(AVAILABLE RECORDS begins)

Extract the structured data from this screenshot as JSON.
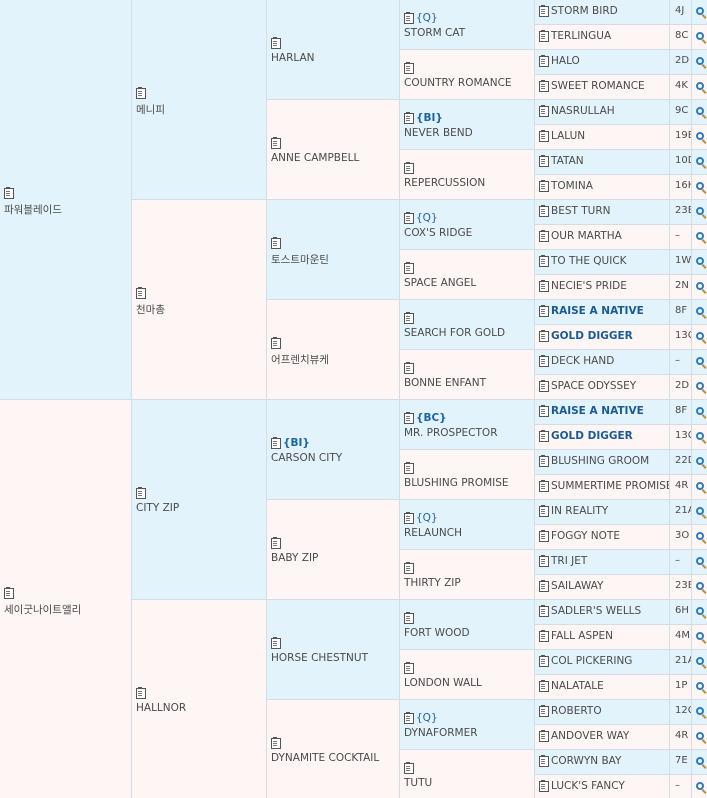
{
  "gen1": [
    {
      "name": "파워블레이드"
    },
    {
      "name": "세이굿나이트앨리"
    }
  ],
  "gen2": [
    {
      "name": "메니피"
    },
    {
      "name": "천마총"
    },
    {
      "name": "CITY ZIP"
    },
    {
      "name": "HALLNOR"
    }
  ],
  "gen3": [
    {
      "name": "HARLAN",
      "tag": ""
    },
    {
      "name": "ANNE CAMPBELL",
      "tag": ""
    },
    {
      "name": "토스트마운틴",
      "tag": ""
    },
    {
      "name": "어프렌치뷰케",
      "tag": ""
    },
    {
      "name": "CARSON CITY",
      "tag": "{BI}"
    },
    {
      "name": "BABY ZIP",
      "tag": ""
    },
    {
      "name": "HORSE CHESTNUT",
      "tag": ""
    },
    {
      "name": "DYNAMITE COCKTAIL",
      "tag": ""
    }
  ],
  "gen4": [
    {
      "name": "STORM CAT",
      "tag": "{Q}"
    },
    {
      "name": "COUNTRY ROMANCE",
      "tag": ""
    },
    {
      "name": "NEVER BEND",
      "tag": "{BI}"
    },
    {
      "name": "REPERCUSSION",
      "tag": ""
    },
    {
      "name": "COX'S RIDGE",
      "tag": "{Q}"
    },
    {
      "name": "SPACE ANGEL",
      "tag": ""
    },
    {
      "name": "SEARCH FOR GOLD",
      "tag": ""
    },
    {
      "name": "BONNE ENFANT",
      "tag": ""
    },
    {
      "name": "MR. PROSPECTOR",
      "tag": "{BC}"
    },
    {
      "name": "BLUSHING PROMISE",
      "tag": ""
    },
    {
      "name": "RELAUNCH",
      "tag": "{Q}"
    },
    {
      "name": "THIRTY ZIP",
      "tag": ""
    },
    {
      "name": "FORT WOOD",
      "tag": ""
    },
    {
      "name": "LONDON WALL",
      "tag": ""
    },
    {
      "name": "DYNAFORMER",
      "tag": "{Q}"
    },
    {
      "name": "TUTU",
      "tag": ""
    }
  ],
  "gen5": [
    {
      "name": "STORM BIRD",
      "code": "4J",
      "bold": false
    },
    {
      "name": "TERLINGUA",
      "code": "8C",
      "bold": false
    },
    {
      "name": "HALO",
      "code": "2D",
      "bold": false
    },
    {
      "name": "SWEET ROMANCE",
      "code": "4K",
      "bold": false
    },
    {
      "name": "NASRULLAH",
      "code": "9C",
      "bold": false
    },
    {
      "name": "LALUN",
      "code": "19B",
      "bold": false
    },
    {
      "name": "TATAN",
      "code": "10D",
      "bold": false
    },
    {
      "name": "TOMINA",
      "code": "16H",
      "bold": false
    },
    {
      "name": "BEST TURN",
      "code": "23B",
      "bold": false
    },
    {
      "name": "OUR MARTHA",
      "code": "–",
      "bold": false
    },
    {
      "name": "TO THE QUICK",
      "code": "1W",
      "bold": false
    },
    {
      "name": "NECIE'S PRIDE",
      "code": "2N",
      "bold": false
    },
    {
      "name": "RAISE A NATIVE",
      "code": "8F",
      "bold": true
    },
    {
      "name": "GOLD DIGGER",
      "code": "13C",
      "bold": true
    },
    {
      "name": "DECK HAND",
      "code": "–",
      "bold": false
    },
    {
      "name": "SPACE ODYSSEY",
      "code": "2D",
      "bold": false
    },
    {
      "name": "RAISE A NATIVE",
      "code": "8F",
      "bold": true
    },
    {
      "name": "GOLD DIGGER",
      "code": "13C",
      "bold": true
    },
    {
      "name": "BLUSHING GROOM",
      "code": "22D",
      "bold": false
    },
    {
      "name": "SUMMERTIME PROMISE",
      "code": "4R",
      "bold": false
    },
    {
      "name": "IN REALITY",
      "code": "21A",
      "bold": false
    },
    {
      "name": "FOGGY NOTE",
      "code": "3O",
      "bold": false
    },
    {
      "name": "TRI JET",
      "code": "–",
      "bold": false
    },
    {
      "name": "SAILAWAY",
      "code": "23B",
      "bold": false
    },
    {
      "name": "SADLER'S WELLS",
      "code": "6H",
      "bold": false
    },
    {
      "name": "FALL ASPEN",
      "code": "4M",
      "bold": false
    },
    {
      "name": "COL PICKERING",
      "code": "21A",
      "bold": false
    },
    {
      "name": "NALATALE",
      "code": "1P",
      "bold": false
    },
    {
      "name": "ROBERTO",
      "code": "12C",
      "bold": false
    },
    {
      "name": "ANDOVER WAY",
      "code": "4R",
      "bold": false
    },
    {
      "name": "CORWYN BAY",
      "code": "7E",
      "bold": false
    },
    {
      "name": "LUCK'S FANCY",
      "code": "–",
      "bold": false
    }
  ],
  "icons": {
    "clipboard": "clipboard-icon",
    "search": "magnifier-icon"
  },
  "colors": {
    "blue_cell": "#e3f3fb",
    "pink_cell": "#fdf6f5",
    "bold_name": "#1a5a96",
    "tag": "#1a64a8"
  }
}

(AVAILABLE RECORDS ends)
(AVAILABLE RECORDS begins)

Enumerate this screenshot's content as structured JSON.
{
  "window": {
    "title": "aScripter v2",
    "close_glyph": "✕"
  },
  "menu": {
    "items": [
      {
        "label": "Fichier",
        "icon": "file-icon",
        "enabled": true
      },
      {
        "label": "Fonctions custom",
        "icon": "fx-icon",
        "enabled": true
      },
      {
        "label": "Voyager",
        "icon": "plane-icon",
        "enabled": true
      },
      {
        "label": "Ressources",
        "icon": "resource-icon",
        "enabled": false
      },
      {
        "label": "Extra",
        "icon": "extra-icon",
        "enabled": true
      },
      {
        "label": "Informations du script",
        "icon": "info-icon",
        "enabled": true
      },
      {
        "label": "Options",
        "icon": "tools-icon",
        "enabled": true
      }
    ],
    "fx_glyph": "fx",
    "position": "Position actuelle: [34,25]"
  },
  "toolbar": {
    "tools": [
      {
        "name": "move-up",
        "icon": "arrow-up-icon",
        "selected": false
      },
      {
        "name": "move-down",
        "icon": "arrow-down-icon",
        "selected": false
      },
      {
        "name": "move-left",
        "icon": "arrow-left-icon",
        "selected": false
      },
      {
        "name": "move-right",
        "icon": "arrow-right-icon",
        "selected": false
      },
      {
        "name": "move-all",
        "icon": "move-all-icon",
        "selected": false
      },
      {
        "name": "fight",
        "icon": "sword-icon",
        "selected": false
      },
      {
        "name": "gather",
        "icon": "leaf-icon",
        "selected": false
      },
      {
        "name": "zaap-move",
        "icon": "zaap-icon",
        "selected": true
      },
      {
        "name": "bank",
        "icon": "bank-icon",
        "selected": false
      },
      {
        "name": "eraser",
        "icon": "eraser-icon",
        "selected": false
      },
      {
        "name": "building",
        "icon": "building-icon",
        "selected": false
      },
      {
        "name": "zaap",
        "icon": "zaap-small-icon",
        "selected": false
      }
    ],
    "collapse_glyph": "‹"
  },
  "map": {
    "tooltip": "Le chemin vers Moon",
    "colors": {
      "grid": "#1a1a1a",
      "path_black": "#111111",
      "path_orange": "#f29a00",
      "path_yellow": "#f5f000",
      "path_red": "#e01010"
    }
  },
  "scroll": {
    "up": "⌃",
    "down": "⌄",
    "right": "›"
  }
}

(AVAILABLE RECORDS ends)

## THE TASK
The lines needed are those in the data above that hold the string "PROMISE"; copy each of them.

## EXPECTED ANSWER
      "name": "BLUSHING PROMISE",
      "name": "SUMMERTIME PROMISE",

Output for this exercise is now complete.